BEGIN DATA TO PROCESS

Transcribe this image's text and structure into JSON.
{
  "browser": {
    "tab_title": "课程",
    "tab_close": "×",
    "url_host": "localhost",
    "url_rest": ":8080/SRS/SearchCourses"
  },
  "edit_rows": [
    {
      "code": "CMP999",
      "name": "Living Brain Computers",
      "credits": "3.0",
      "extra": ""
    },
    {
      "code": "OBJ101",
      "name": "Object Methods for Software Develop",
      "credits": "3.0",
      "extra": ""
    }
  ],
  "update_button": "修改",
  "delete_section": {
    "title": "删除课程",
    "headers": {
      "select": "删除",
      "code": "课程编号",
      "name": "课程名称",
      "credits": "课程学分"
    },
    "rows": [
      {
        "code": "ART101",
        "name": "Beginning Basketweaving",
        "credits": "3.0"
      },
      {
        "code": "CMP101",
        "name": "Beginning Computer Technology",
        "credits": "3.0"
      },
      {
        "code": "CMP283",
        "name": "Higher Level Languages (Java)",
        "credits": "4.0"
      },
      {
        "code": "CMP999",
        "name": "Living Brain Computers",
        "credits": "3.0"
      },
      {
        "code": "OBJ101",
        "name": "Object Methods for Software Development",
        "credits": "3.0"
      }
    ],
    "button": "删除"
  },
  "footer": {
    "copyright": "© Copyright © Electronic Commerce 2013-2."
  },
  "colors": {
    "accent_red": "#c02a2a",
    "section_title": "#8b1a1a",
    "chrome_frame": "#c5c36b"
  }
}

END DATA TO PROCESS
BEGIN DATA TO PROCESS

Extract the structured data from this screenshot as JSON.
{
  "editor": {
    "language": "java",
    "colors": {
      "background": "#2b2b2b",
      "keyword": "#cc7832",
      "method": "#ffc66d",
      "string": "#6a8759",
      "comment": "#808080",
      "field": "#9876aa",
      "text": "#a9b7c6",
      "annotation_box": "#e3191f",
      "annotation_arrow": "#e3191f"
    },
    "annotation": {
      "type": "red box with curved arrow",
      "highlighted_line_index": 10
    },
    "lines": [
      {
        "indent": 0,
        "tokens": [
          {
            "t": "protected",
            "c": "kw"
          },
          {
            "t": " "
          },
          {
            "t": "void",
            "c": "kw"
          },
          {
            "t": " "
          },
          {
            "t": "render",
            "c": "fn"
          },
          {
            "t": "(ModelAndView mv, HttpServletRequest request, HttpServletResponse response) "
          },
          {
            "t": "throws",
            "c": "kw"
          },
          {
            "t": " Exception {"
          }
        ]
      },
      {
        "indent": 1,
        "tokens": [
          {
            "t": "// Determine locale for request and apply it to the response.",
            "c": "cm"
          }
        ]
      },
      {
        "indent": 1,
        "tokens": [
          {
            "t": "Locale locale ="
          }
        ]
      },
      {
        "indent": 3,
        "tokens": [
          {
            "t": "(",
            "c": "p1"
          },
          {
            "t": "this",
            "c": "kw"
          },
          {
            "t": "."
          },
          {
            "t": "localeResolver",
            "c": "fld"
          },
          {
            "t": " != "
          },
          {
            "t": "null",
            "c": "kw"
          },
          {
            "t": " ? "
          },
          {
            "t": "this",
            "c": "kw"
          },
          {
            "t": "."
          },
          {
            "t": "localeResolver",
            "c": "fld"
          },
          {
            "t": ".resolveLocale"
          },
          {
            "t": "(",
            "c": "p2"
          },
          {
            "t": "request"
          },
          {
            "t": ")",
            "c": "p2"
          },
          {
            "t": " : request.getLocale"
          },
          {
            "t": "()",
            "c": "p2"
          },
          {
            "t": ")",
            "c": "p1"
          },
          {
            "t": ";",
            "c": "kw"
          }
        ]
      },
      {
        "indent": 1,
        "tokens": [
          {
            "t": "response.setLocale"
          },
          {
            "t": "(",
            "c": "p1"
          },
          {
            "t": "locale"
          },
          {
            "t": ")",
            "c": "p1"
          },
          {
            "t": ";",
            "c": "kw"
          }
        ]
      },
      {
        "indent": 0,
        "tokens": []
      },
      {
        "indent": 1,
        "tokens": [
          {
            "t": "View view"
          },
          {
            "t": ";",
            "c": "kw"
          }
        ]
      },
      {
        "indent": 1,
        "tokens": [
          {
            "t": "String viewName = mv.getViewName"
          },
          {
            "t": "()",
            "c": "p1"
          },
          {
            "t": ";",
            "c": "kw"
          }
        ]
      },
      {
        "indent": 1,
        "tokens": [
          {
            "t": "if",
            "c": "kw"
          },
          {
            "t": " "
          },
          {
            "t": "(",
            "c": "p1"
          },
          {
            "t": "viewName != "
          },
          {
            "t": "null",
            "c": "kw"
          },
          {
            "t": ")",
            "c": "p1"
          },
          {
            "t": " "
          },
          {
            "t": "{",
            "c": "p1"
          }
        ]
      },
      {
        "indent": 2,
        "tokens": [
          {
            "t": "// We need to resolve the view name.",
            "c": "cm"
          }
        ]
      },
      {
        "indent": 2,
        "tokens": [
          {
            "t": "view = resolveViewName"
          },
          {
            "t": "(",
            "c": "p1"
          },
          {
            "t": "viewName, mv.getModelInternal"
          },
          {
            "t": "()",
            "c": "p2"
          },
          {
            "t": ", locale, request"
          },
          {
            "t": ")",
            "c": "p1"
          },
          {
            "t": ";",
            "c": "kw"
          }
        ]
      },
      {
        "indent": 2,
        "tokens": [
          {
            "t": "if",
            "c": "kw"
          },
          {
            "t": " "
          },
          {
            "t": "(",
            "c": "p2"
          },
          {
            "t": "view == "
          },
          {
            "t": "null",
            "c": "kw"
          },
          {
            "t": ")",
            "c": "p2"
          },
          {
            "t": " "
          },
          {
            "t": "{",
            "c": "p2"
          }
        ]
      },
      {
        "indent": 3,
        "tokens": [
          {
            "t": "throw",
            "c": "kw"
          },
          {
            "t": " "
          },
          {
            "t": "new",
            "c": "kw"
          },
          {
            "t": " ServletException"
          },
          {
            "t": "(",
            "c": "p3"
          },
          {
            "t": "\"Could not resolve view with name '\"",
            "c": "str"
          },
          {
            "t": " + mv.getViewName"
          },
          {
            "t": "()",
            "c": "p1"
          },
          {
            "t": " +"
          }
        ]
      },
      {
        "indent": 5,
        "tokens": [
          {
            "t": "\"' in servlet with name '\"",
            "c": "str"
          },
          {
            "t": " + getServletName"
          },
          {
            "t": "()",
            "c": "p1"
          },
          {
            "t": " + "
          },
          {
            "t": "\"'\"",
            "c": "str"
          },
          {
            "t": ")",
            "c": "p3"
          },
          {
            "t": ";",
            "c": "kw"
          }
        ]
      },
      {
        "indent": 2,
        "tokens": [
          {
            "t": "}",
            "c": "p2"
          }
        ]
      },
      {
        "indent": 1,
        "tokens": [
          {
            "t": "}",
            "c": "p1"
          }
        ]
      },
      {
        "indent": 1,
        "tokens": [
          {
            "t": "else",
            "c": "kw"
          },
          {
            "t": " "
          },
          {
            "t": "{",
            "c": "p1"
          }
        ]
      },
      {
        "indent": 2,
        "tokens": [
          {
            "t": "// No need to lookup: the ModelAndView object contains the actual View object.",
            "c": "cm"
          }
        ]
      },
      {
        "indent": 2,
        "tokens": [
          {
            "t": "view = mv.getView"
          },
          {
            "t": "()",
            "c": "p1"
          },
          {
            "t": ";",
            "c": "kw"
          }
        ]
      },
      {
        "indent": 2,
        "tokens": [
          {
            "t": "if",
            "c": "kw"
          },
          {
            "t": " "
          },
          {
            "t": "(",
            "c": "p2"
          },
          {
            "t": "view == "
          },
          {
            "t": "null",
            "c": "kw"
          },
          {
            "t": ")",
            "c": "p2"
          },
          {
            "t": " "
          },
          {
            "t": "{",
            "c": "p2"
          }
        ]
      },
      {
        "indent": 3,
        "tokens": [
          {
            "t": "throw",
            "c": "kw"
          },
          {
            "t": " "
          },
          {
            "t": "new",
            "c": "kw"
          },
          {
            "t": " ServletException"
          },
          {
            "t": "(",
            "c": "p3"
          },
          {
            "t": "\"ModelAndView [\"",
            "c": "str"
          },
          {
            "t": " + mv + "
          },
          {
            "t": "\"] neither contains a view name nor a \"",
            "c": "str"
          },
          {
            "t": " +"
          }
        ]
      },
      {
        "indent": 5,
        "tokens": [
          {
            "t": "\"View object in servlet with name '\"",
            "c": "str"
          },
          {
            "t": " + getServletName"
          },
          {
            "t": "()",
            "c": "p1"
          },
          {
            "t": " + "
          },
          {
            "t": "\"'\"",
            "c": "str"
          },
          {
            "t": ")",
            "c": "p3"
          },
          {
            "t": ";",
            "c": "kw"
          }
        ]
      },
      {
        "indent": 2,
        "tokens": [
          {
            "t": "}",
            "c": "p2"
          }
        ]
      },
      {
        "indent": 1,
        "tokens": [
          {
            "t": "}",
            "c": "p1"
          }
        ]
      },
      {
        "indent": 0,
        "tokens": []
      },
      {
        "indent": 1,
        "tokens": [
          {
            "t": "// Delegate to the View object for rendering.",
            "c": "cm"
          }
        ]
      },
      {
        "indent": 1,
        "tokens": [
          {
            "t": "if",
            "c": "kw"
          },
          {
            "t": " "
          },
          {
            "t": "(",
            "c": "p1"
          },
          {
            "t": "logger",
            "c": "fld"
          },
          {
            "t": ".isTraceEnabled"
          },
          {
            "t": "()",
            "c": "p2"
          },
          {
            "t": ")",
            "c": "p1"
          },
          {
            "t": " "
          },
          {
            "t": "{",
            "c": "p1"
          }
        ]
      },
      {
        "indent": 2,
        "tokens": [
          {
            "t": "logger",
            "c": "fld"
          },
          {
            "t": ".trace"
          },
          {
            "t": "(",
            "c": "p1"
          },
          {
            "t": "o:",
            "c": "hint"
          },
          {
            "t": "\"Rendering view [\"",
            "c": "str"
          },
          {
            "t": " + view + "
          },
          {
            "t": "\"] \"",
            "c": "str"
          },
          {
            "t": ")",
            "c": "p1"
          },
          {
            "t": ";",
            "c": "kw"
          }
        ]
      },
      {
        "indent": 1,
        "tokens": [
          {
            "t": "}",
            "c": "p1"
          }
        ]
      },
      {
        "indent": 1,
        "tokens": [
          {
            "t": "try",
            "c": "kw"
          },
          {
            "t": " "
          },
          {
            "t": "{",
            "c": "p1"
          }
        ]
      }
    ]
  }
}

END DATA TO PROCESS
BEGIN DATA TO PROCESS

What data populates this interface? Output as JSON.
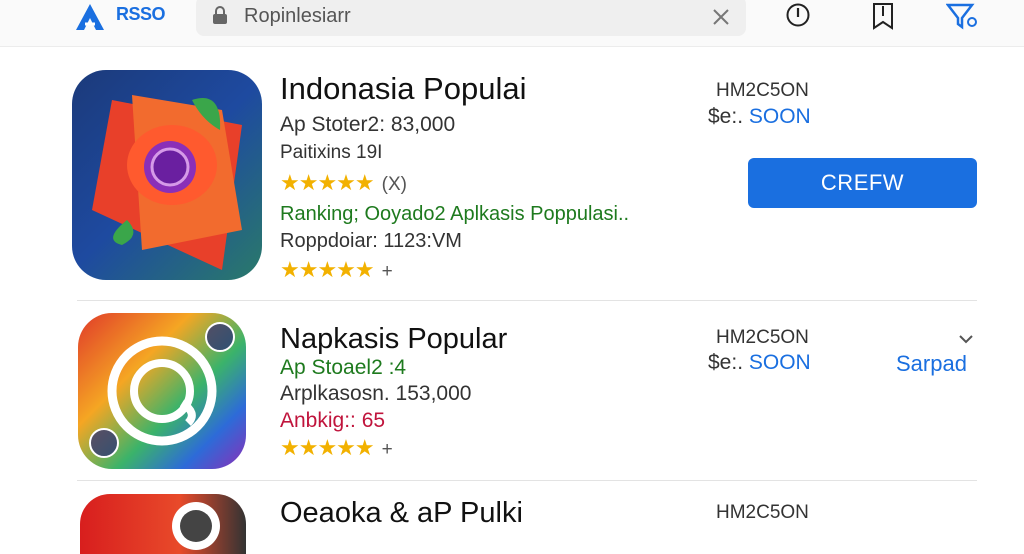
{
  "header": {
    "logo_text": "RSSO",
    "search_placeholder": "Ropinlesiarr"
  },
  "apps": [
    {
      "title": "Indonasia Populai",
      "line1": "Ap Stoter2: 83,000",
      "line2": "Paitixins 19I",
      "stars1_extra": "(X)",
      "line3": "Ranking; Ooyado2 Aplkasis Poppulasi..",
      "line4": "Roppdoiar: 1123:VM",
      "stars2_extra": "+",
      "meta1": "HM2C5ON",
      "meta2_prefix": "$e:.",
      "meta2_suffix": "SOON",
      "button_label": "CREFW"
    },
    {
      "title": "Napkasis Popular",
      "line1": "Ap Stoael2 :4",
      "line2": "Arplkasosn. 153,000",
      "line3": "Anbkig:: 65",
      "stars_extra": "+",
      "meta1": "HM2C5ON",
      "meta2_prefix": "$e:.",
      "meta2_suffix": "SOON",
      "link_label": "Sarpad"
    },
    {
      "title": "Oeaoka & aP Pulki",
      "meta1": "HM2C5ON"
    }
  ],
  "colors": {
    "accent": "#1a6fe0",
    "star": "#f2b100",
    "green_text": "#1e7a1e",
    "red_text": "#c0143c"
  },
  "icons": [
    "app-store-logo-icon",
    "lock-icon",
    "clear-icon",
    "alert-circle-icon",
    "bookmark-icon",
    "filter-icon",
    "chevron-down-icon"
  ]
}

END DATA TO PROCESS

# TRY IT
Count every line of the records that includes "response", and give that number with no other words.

# SOLUTION TO THIS EXERCISE
3